There is an old Arab proverb that is well known in Iraq, saying: “After much effort, he tried explaining water with water.” It is usually used to describe a confusing or illogical argument, one based on empty words rather than sound information, and can very much apply to a newly released UN report saying that an estimated one people have disappeared in Iraq over the past fifty years.
This was described as “a problem of massive proportion.” Many media outlets have actually picked up the story as “news” although there is nothing newsy about it, nor new.
Not only does it state the obvious — which we all know — but provides no accurate numbers or date analysis on when, where, and how these people disappeared, and who was responsible for their disappearance.
After much effort, it too explained water with water.
Citing “official estimates” the report says that since 1968, “between 250,000 and 1,00,000 people have disappeared, though it is impossible to provide more precise figures.” Such wide margins of estimation are commonplace in the Third World, not with a prestigious international organisation like the UN.
That statement is actually worse than the story itself. Two hundred and fifty-thousand disappearances is a ridiculously low number for a country that has lived through a sectarian civil war, a US occupation, Daesh, and Saddam Hussein. But so is the 1 million benchmark, which although probably true (if not higher), still needs proper authentication.

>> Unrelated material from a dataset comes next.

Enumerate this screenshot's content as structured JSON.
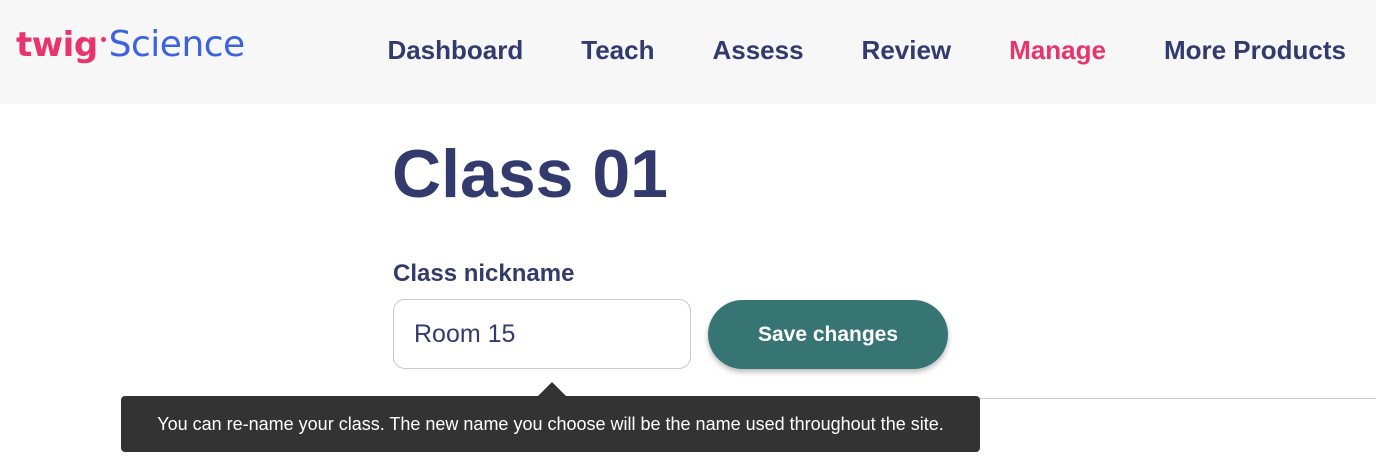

Independent UN experts
Released on the UN’s official website on 4 April 2023, the story was based on a November 2022 visit to Baghdad by the Committee on Enforced Disappearances, composed of ten international experts who are appointed by Geneva but are not UN staff.

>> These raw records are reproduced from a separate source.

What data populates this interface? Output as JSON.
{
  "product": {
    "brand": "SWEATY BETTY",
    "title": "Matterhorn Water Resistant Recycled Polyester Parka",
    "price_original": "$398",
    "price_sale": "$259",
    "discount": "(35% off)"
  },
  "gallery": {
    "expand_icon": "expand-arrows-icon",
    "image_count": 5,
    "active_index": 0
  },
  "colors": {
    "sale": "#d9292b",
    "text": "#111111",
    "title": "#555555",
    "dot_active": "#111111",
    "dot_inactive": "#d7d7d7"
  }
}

Their job is to monitor global implementation of the Convention against Enforced Disappearances. They visited a provisional centre of DNA in the norther city of Sinjar, and then met with victims, and Iraqi officials who in some cases were affiliated with some of the same militias who were responsible for forced disappearances after 2003.
The UN experts complained that Iraq has failed to hold accountable those who were responsible for the more recent disappearances, calling for “investigation and legislation to eradicate this heinous crime.”
It urged Iraqi officialdom to include enforced disappearances as a separate offence in national legislation, given that it currently cannot be prosecuted, also calling for the establishment of a search and investigation strategy for all cases of disappearances, encouraging authorities to “strengthen and enlarge” the scope of forensic investigation.
All detainees need to be registered, said the report, and their relatives duly informed of their whereabouts. Iraqi officialdom needs to “clarify” persistent “allegations” of secret detention, which the state denies.
Not only do these recommendations condescending, but they are also unreachable. If Iraq were serious about this issue, it could have established proper mechanisms to track and document forced detention since signing the Convention against Enforced Disappearances back in 2010.
It didn’t need ten UN experts to tell it what had to be done, without providing the know-how, the equipment, the money, and the political incentive to go down this track, especially in a country whose wounds remain wide open and have not healed, on any front.
Five Big Waves
According to the report, the one million figure is based on five waves of disappearances since 1968, a year of upheaval that witnessed a bloodless coup bringing Ahmad Hasan Al Bakr to power. It doesn’t say if the disappearances began under Bakr (July-December 1968) or his predecessor, Abdul Rahman Aref.
Bakr was a relative and protégé of Saddam Hussein, who ruled through him from July 1968 until taking over power in July 1978. Again, there is no breakdown of how many people disappeared under Bakr first, then Saddam, leading up to the US-led invasion of 2003.
This of course, witnessed massive disappearances, both in the battles against Iran starting 1980, and in the August 1990 occupation of Kuwait in its subsequent liberation. We also had more disappearances with the Shiite uprising of 1991, and all battles waged against Iraqi Kurds.
These were monumental events in modern Iraqi history, whose disappearance toll might very much have exceeded the UN’s one million benchmark. But we cannot say for sure, given that we have no proper numbers to lean on.
It is strange why the UN report starts in 1968 and not, for example, with the 1963 coup against Abdul Karim Qassem or the 1958 revolt against King Faysal II and members of the Iraqi Royal Family. Both were very bloody and must have whipped up a massive number of disappeared persons, either killed in the mayhem, and/or abducted for being in the wrong place at the wrong time.
The UN report prefers to start with 1968, identifying the second “wave” of disappearance as during the 2003 occupation, when “at least 200,000 Iraqis” were captured by the US military.
The third wave was the one probably better documented than all the rest, pertaining to Daesh period between 2014-2017. Then came the 2018 uprising in Basra, followed by those abducted or taken away during the October 2019 Revolution. These fresher ones, technically, are also easy to document since many are still alive — yet, sadly — so are their abductors, making it more difficult to track them.
In conclusion, the new UN report on Iraq’s disappeared raises more questions than answers, failing to provide a clear path forward for addressing this issue.
— Sami Moubayed is a historian and former Carnegie scholar. He is also author of Under the Black Flag: At the frontier of the New Jihad.